I did not leave this panel conversation very hopeful that we will someday soon be living in a world where payment incentives align with both better quality and reduced pressure for premium increases. I was hoping that there would be some discussion of what would happen if Massachusetts adopted a Maryland-style annual global budget payment policy for our hospitals, where institutions do not receive any increases for more patient days, admissions, or procedures.  But that was not part of this year’s conversation.

5. The final panel also had its interesting moments, with some talk about pharma pricing and related current and future challenges, including the possibility of facing some innovative gene therapy treatments costing over $1 million a year per patient treated. But the best moment for me was when Dr. Kevin Tabb, CEO of Beth Israel Deaconess, told the commissioners that the potentially market-disrupting model coming from Iora Health and its founder and co-panelist Dr. Rashika Fernandopulle was not likely to go to scale.

Here is what he was reacting to.

Dr. Fernandopulle, founder of Iora Health, started a health care provider organization that is going all-in on global risk capitation.  He has recruited a cadre of primary care doctors working on salary with few other contractual incentives, who then take on primary care or full-risk contracts for a group of covered lives. Thus far, their enrollees have been labor unions or groups of Medicare beneficiaries enrolled in Medicare Advantage.  With the ability to allocate more money for primary care and other kinds of expenditures tied to behavioral health or even for things that most insurers can’t cover under traditional rules, they have been very successful so far in advancing both quality and cost goals. Iora owns no hospitals and, for the most part, their primary care doctors refer patients to specialists whom they have vetted through experience as being both high quality and efficient in resource utilization. Iora reports that it has been able to reduce total medical expenditures substantially under its contracts, primarily by managing people and their medical and social issues in a way that reduces their need for hospitalization.

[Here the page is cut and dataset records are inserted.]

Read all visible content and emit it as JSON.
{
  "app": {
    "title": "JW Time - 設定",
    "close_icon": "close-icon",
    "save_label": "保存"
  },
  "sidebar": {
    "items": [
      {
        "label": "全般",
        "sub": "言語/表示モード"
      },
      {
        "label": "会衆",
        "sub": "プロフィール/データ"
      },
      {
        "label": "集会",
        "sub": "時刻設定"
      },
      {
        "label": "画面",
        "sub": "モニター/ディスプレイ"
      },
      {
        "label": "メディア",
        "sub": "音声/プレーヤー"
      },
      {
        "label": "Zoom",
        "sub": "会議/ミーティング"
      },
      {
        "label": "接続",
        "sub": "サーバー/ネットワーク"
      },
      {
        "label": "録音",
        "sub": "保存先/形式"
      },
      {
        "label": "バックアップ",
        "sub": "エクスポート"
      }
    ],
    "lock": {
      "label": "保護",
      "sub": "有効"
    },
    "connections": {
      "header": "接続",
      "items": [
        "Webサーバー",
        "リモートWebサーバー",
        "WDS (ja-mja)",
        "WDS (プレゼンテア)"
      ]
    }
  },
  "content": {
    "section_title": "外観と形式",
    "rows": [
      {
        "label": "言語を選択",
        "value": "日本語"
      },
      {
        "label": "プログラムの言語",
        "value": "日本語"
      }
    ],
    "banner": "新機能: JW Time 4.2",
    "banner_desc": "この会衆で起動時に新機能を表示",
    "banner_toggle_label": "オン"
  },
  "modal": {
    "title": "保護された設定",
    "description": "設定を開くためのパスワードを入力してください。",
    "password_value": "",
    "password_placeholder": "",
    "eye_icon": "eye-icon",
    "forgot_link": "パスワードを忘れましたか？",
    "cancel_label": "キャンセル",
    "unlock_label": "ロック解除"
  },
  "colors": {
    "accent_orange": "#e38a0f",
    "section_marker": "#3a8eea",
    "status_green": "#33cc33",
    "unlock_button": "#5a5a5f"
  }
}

When Tabb was asked if he thought that Iora Health’s model could be replicated more broadly, he said no.  He said it would be difficult to get Iora-like results caring for the whole world of patients, including Medicaid populations and other vulnerable groups.  He implicitly seemed to be arguing that if you expect a health system to take all comers and provide a full range of needed service under Iora Health’s payment model, it would not work.

Meet the Author

Paul A. Hattis

Retired associate professor, Tufts University Medical School
Reading between the lines, I thought Tabb was more likely thinking that any CEO of a health system that owns hospitals and other fixed capital, and who must please specialists earning a lot of money from providing care and doing procedures at the hospital, probably won’t survive long in their job if they try to adopt Iora Health’s model.   You would either have many specialists calling for you to be fired as their income and demand for services declines, or the finance types on your board would be asking for your ouster because the Iora model would wreak havoc on a system which needs to fill beds and use the expensive equipment in order to generate revenues to cover overhead and debt payments from prior capital expenditures.  Sadly, this is the reality that our health system executives face, but can’t really talk about.

Dr. Paul Hattis is an associated professor of public health and community medicine at Tufts University Medical School.